Before getting to the Vineyard we spotted the sign for Truro Center, and hopped off route 6 to get into things right away. I’m pretty sure we may have driven around the little village before, but for the life of me I can’t remember. Is there a town? There must be a town! I’m sure we’ll find it. Within a few moments of being off the beaten path we started smelling the salty air through our open windows, and after a short drive through serpentine roads adorned with historic homes, white picket fences, rows of spring daffodils and plump, purple lilac bushes, I knew my ruminations and fascinations about the area were correct. We were getting gloriously lost, and we didn’t care! And speaking of getting lost, it should be mentioned that it’s not only OK to shut your GPS off in a village like this, it is recommended. Truro’s meandering roads are enjoyable to explore, and there’s not much worry in getting too turned around since you have the ocean on both sides of town. That’s a wonderful thing about seaside villages, thanks to vistas over little hill crest peaks, the laughter of a passing gull and the seductive scent of a low tide, you are constantly reminded that the ocean is never far away.
Eventually, we stumbled upon one of the Cape’s best kept secrets: Pamet Harbor, which is part of Pamet River, and may very well be the prettiest little harbor on Cape Cod. The panoramic views highlight the natural beauty of Truro, and as most New England harbors we’ve visited, although beautiful in their own way, often seem bustling and sometimes crammed into a small, watery space. This harbor is peace-filled. The Wampanoag Native American people called the area Pamet or Payomet, names you’ll still see in and around Truro (like Truro’s Payomet Performing Arts Center), as a way to honor these early 17th century settlers.

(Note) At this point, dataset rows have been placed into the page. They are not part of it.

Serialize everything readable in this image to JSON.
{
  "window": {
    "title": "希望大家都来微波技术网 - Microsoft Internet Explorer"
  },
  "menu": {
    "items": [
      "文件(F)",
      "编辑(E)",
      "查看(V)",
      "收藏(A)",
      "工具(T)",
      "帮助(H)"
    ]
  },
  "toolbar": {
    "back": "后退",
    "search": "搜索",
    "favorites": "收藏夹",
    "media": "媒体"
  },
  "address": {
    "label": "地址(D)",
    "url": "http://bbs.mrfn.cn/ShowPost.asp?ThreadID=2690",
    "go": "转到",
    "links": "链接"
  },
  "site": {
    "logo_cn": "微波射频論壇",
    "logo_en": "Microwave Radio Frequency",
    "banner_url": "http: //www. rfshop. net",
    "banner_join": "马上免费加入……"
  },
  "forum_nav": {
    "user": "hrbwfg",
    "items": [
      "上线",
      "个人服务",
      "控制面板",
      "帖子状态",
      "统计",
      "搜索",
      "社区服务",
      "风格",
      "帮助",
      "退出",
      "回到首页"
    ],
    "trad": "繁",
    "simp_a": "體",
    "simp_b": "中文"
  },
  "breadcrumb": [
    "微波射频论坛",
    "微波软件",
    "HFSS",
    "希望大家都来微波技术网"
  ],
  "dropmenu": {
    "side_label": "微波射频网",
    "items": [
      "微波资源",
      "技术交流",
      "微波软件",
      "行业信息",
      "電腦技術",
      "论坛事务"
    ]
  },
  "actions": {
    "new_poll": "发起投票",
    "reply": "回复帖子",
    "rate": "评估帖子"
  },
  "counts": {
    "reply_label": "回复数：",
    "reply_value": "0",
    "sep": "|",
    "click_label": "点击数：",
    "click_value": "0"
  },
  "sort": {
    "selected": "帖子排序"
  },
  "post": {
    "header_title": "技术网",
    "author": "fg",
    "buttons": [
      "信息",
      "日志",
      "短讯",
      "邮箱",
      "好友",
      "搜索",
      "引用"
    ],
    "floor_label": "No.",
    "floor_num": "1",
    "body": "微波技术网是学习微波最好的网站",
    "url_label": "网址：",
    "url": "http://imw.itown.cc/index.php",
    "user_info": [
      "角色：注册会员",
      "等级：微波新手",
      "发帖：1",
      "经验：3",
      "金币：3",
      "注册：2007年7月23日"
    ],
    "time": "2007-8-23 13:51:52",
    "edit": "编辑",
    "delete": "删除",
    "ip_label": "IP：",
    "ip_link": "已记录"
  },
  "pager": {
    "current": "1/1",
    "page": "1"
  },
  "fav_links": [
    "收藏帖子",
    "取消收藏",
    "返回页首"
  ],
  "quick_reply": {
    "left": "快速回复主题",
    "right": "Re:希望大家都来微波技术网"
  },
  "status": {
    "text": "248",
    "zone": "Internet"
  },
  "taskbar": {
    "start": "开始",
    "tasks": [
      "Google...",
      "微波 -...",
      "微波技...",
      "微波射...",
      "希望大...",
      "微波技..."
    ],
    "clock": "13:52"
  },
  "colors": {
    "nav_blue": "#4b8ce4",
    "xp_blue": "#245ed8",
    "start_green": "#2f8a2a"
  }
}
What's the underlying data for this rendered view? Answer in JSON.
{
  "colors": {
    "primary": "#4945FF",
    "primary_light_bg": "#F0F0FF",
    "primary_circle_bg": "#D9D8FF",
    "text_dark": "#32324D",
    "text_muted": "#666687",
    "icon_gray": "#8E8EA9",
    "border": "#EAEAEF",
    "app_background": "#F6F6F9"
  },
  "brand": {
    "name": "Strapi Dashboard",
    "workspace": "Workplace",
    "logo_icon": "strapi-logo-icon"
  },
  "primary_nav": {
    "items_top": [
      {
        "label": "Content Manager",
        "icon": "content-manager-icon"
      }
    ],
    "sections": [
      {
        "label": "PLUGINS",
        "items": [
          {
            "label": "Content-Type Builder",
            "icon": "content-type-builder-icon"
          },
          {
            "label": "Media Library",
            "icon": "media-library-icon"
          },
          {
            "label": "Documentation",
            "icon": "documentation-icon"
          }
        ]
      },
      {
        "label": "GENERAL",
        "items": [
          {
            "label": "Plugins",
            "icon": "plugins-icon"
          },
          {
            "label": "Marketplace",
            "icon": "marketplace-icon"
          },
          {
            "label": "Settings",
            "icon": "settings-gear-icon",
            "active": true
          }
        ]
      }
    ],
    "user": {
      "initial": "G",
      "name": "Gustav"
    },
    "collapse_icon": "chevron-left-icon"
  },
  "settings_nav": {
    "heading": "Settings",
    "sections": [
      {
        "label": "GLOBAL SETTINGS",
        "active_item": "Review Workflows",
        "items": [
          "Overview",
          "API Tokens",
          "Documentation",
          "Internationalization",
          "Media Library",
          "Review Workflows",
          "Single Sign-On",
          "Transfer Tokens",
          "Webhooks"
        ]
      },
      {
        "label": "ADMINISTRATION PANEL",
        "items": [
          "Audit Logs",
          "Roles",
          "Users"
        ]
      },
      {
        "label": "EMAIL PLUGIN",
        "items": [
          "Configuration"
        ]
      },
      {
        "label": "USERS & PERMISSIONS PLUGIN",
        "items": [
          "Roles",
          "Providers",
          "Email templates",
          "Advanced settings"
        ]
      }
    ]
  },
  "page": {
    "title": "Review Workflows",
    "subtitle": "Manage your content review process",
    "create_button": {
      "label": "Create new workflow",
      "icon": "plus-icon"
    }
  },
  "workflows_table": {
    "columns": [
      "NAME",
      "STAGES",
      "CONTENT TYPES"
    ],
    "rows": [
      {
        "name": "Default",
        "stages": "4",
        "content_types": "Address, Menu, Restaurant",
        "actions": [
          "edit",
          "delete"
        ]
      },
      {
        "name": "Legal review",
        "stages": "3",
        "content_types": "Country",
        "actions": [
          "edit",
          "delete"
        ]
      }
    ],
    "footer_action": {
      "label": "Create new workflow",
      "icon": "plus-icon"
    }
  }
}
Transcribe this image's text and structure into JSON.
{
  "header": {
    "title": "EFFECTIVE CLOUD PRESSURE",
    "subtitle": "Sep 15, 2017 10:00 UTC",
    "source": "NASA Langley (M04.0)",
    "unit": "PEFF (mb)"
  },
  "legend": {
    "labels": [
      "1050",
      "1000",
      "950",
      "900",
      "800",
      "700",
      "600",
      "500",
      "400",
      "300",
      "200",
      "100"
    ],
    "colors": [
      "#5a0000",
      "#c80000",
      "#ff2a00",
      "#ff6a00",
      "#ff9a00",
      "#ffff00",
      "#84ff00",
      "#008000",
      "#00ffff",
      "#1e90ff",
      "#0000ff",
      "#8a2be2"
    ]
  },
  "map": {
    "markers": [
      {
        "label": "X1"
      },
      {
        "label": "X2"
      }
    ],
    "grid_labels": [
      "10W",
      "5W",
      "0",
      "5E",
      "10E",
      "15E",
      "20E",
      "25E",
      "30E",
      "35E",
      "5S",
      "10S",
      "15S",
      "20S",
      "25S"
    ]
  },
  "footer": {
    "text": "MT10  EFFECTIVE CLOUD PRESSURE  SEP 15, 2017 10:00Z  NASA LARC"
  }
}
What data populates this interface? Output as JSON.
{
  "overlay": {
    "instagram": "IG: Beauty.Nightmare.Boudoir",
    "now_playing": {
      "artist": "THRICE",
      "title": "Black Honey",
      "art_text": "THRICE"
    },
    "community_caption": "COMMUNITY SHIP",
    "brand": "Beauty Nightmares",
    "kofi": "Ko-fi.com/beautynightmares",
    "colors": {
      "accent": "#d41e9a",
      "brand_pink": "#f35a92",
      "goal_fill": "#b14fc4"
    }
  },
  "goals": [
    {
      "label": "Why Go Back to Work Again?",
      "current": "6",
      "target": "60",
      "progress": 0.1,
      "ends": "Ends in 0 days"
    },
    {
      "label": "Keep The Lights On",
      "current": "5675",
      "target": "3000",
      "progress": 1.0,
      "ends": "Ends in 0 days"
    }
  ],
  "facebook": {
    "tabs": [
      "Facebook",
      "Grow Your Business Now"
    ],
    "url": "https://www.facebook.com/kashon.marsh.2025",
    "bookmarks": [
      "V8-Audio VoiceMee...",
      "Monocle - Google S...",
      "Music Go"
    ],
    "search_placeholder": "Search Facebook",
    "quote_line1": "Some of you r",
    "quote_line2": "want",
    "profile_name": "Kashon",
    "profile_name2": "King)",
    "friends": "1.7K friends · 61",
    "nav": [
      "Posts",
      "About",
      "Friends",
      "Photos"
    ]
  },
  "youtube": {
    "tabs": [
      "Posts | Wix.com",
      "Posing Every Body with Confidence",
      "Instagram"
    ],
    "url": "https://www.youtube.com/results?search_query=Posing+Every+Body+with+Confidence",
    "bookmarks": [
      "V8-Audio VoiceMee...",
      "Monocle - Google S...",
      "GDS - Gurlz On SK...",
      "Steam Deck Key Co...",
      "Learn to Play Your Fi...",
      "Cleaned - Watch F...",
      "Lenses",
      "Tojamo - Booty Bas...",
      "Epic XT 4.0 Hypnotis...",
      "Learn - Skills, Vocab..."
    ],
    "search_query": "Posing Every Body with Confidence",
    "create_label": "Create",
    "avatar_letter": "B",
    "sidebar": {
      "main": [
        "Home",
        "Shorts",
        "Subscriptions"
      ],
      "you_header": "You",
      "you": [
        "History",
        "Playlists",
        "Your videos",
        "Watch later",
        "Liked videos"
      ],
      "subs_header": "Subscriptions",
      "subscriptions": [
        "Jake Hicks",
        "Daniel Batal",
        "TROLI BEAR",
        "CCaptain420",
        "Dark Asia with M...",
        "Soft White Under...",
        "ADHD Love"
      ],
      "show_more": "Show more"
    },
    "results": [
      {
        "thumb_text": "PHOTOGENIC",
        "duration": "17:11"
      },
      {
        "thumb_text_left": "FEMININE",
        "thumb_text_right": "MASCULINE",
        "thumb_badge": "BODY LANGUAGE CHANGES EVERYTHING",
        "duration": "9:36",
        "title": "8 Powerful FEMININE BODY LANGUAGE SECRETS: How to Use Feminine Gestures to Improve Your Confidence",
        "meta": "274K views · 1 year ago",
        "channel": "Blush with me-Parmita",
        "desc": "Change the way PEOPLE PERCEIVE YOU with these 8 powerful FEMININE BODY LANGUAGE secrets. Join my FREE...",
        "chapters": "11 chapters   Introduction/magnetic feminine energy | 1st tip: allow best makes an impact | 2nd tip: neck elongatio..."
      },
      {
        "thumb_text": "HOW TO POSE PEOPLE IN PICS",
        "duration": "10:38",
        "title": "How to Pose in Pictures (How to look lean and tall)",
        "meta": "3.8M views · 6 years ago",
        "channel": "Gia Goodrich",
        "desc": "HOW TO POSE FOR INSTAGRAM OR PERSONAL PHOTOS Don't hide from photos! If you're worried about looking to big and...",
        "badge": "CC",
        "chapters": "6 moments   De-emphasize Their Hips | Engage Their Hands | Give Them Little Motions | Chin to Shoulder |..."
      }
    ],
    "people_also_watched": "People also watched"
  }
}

“Truro, Maybe We Should Take Things Slowly…”
Sitting on the dock, we watched a small fishing boat puttering into the harbor, as a pickup truck backed its trailer down the boat ramp to meet it. The trailer was stacked with lobster traps and as I watched the three men fill the boat with the the traps I couldn’t help but wonder how many people in the world are as lucky to enjoy such a moment as this? To sit in these pristine yet wild surroundings, watching such a quintessential New England activity. Then another thing occurred to me…I needed Truro right now. The 45 minute drive from Sandwich Village was already working its magic on a mind that spent the last year worrying about selling a business, moving, quarantining, insurrections, family safety, etc., etc. Truro just felt good. And then something else occurred to me. I’m here for a reason, and it’s bigger than a blog. We decided right then and there that my meet up with Kristen at the Vineyard would have to wait. The temperature was perfect, and as the lobster boat turned to leave the glistening harbor for another long day at sea, we decided to postpone the rest of the day’s adventures and take a long walk along the water’s edge.
~ Tommy Dott is an innkeeper, restaurateur and award-winning food writer. He, his partner Ali, and their two Yorkies, “Jiminy Cricket” and “B.G.” live on Cape Cod.